I once was sat at the side of the Royal Albert Hall, waiting to play a concert there (I know, and I apologise for the name dropping, but it’s part of the story) as two conductors were arguing over the seating plan. If I remember rightly it was for a concert in the Proms series at some point, so they were both keen to show off their ensembles to the greatest effect.
Now I’m a perfectly happy person, and was feeling generally contented at the time, when I was approached by one of the said conductors, not mine, but the other ensembles, who I’d been taught something completely unusable in everyday life, like performance tutorial or some such thing only musicians could take at some point. He looked a little puzzled, worried even as he approached me, and asked me, quite genuinely, what had happened. When I looked slightly peturbed by this, he went on to state that I had been such a happy, fun person at college.
White Lies often have this problem. Constantly compared to Joy Division, The Teardrop Explodes, The Editors and other, slightly dour, downbeat indie-rock acts, they feel their music is more euphoric than these comparisons suggests, arguing that they weren’t even alive when Joy Division were around.
What the band are though is massive. They’ve had three top five albums in the last five years, and this is taken from the most recent of these, Big TV, which came out back in August. It’s released as a single on Monday October 7th, through Fiction records.
The track itself bursts into life with these shuddering guitars and keyboard figures. The whole song is swathed in these layers of sound, as it traverses the euphoric indie rocks with ease. Singer Harry McVeigh’s baritone does lend itself to the usual Curtis comparisons, but there’s a whole gambit of familiarity in his commanding tone, from Dave Gahan to (even) Morton Harket in there. Whether that’s a comparison that’s favourable or not is not important, or at least not important as the fact that the track is this sweeping, uplifiting piece of modern Indie-Rock. It’s accompanied by a moody video shot in and (presumably) around a warehouse, technical looking climbing frame. Seem odd? Watch it, there’s something about it that fits the song perfectly.

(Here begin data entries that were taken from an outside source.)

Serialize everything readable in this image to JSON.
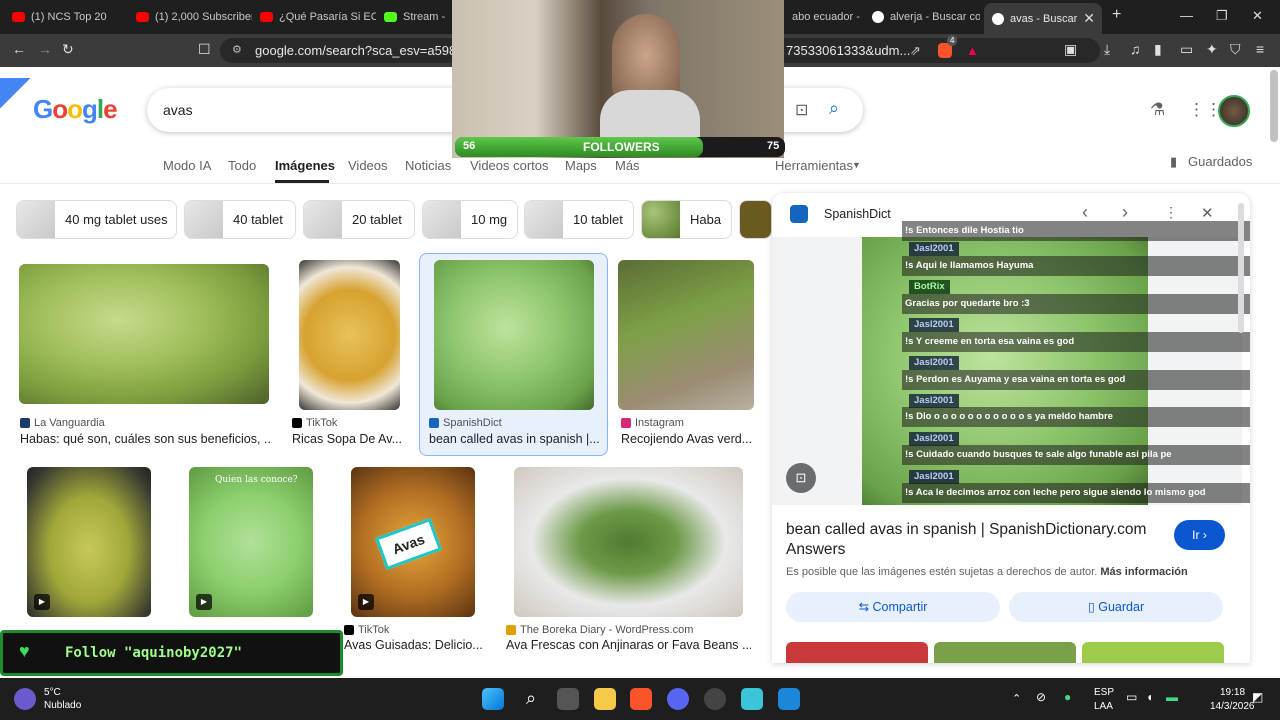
{
  "browser": {
    "tabs": [
      {
        "label": "(1) NCS Top 20",
        "color": "#ff0000"
      },
      {
        "label": "(1) 2,000 Subscribers",
        "color": "#ff0000"
      },
      {
        "label": "¿Qué Pasaría Si EC",
        "color": "#ff0000"
      },
      {
        "label": "Stream -",
        "color": "#53fc18"
      },
      {
        "label": "abo ecuador -",
        "color": "#888888"
      },
      {
        "label": "alverja - Buscar co",
        "color": "#4285f4"
      },
      {
        "label": "avas - Buscar",
        "color": "#4285f4"
      }
    ],
    "url": "google.com/search?sca_esv=a598d55f",
    "url_tail": "73533061333&udm...",
    "brave_badge": "4"
  },
  "search": {
    "logo": "Google",
    "query": "avas",
    "tabs": [
      "Modo IA",
      "Todo",
      "Imágenes",
      "Videos",
      "Noticias",
      "Videos cortos",
      "Maps",
      "Más"
    ],
    "active_tab": "Imágenes",
    "tools": "Herramientas",
    "saved": "Guardados"
  },
  "chips": [
    "40 mg tablet uses",
    "40 tablet",
    "20 tablet",
    "10 mg",
    "10 tablet",
    "Haba"
  ],
  "results": [
    {
      "source": "La Vanguardia",
      "title": "Habas: qué son, cuáles son sus beneficios, ...",
      "icon_color": "#1a3a6a"
    },
    {
      "source": "TikTok",
      "title": "Ricas Sopa De Av...",
      "icon_color": "#000000"
    },
    {
      "source": "SpanishDict",
      "title": "bean called avas in spanish |...",
      "icon_color": "#1565c0"
    },
    {
      "source": "Instagram",
      "title": "Recojiendo Avas verd...",
      "icon_color": "#d62976"
    },
    {
      "source": "TikTok",
      "title": "Avas Guisadas: Delicio...",
      "icon_color": "#000000"
    },
    {
      "source": "The Boreka Diary - WordPress.com",
      "title": "Ava Frescas con Anjinaras or Fava Beans ...",
      "icon_color": "#e0a000"
    }
  ],
  "overlay_texts": {
    "quien": "Quien las conoce?",
    "avas_label": "Avas"
  },
  "panel": {
    "site": "SpanishDict",
    "title": "bean called avas in spanish | SpanishDictionary.com Answers",
    "copyright": "Es posible que las imágenes estén sujetas a derechos de autor.",
    "more_info": "Más información",
    "visit": "Ir",
    "share": "Compartir",
    "save": "Guardar"
  },
  "chat": [
    {
      "user": "",
      "msg": "!s Entonces dile Hostia tio"
    },
    {
      "user": "Jasl2001",
      "msg": "!s Aqui le llamamos Hayuma"
    },
    {
      "user": "BotRix",
      "msg": "Gracias por quedarte bro :3"
    },
    {
      "user": "Jasl2001",
      "msg": "!s Y creeme en torta esa vaina es god"
    },
    {
      "user": "Jasl2001",
      "msg": "!s Perdon es Auyama y esa vaina en torta es god"
    },
    {
      "user": "Jasl2001",
      "msg": "!s Dlo o o o o o o o o o o o s ya meldo hambre"
    },
    {
      "user": "Jasl2001",
      "msg": "!s Cuidado cuando busques te sale algo funable asi pila pe"
    },
    {
      "user": "Jasl2001",
      "msg": "!s Aca le decimos arroz con leche pero sigue siendo lo mismo god"
    }
  ],
  "stream": {
    "followers_label": "FOLLOWERS",
    "followers_current": "56",
    "followers_goal": "75",
    "followers_progress": 0.75,
    "follow_cta": "Follow \"aquinoby2027\""
  },
  "taskbar": {
    "weather_temp": "5°C",
    "weather_desc": "Nublado",
    "lang": "ESP",
    "lang2": "LAA",
    "time": "19:18",
    "date": "14/3/2026"
  }
}
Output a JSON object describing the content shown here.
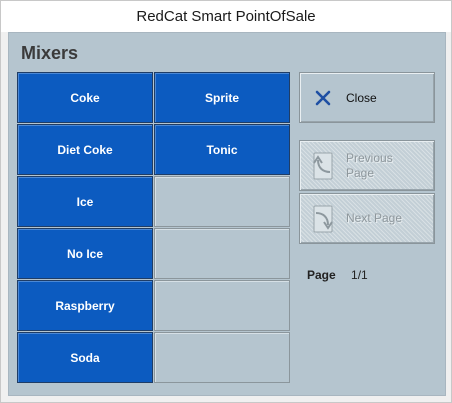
{
  "window": {
    "title": "RedCat Smart PointOfSale"
  },
  "panel": {
    "title": "Mixers"
  },
  "items": [
    {
      "label": "Coke"
    },
    {
      "label": "Sprite"
    },
    {
      "label": "Diet Coke"
    },
    {
      "label": "Tonic"
    },
    {
      "label": "Ice"
    },
    {
      "label": ""
    },
    {
      "label": "No Ice"
    },
    {
      "label": ""
    },
    {
      "label": "Raspberry"
    },
    {
      "label": ""
    },
    {
      "label": "Soda"
    },
    {
      "label": ""
    }
  ],
  "actions": {
    "close_label": "Close",
    "previous_label": "Previous\nPage",
    "next_label": "Next Page"
  },
  "pagination": {
    "label": "Page",
    "value": "1/1"
  },
  "colors": {
    "accent": "#0c5bc0",
    "panel": "#b5c5cf",
    "close_icon": "#1e4fa3"
  },
  "icons": {
    "close": "close-x-icon",
    "previous": "previous-page-icon",
    "next": "next-page-icon"
  }
}
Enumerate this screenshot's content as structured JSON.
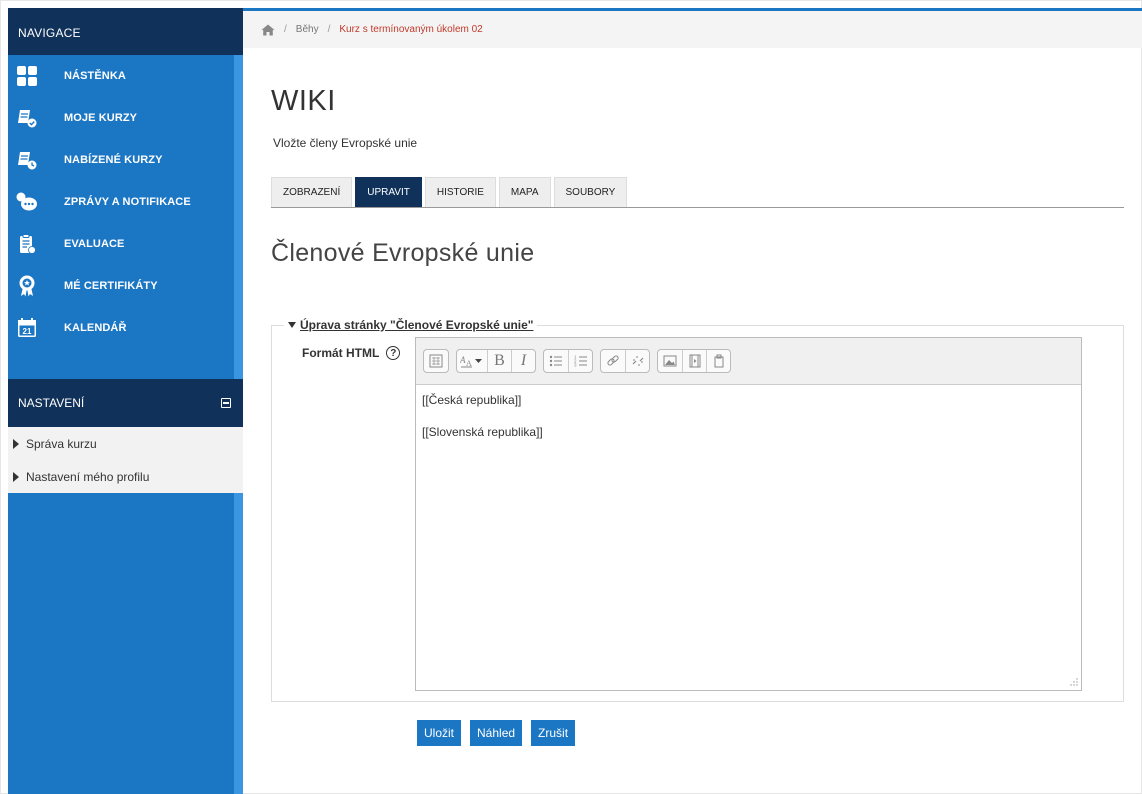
{
  "sidebar": {
    "nav_title": "NAVIGACE",
    "items": [
      {
        "label": "NÁSTĚNKA",
        "icon": "dashboard-icon"
      },
      {
        "label": "MOJE KURZY",
        "icon": "courses-icon"
      },
      {
        "label": "NABÍZENÉ KURZY",
        "icon": "offered-courses-icon"
      },
      {
        "label": "ZPRÁVY A NOTIFIKACE",
        "icon": "messages-icon"
      },
      {
        "label": "EVALUACE",
        "icon": "evaluation-icon"
      },
      {
        "label": "MÉ CERTIFIKÁTY",
        "icon": "certificate-icon"
      },
      {
        "label": "KALENDÁŘ",
        "icon": "calendar-icon"
      }
    ],
    "calendar_day": "21",
    "settings_title": "NASTAVENÍ",
    "settings_items": [
      {
        "label": "Správa kurzu"
      },
      {
        "label": "Nastavení mého profilu"
      }
    ]
  },
  "breadcrumb": {
    "items": [
      "Běhy",
      "Kurz s termínovaným úkolem 02"
    ]
  },
  "main": {
    "title": "WIKI",
    "subtitle": "Vložte členy Evropské unie",
    "tabs": [
      {
        "label": "ZOBRAZENÍ",
        "active": false
      },
      {
        "label": "UPRAVIT",
        "active": true
      },
      {
        "label": "HISTORIE",
        "active": false
      },
      {
        "label": "MAPA",
        "active": false
      },
      {
        "label": "SOUBORY",
        "active": false
      }
    ],
    "page_heading": "Členové Evropské unie"
  },
  "form": {
    "legend": "Úprava stránky \"Členové Evropské unie\"",
    "field_label": "Formát HTML",
    "editor_lines": [
      "[[Česká republika]]",
      "[[Slovenská republika]]"
    ],
    "toolbar": {
      "bold": "B",
      "italic": "I"
    },
    "buttons": {
      "save": "Uložit",
      "preview": "Náhled",
      "cancel": "Zrušit"
    }
  },
  "colors": {
    "sidebar_blue": "#1b76c4",
    "sidebar_dark": "#10325a",
    "accent_red": "#c0392b"
  }
}
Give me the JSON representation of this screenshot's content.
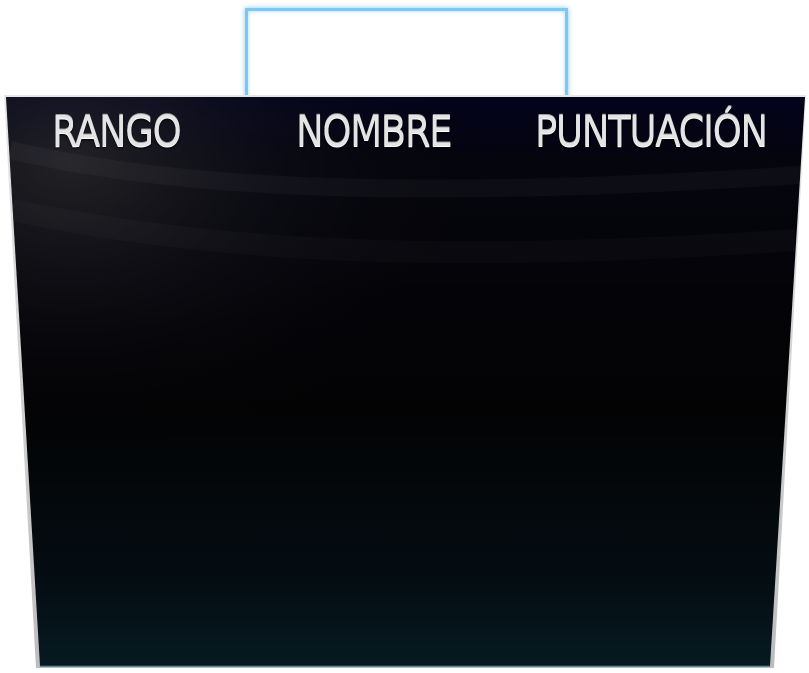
{
  "leaderboard": {
    "headers": {
      "rank": "RANGO",
      "name": "NOMBRE",
      "score": "PUNTUACIÓN"
    },
    "entries": []
  },
  "colors": {
    "board_top": "#03031a",
    "board_mid": "#030305",
    "board_bottom": "#06191f",
    "tab_border": "#7cc8f2",
    "header_text": "#e4e4e4",
    "board_edge": "#c8c8c8"
  }
}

Just goes to show. Critics (or conductors) might think things are downbeat, but if you investigate further, often they’re more upbeat than you think……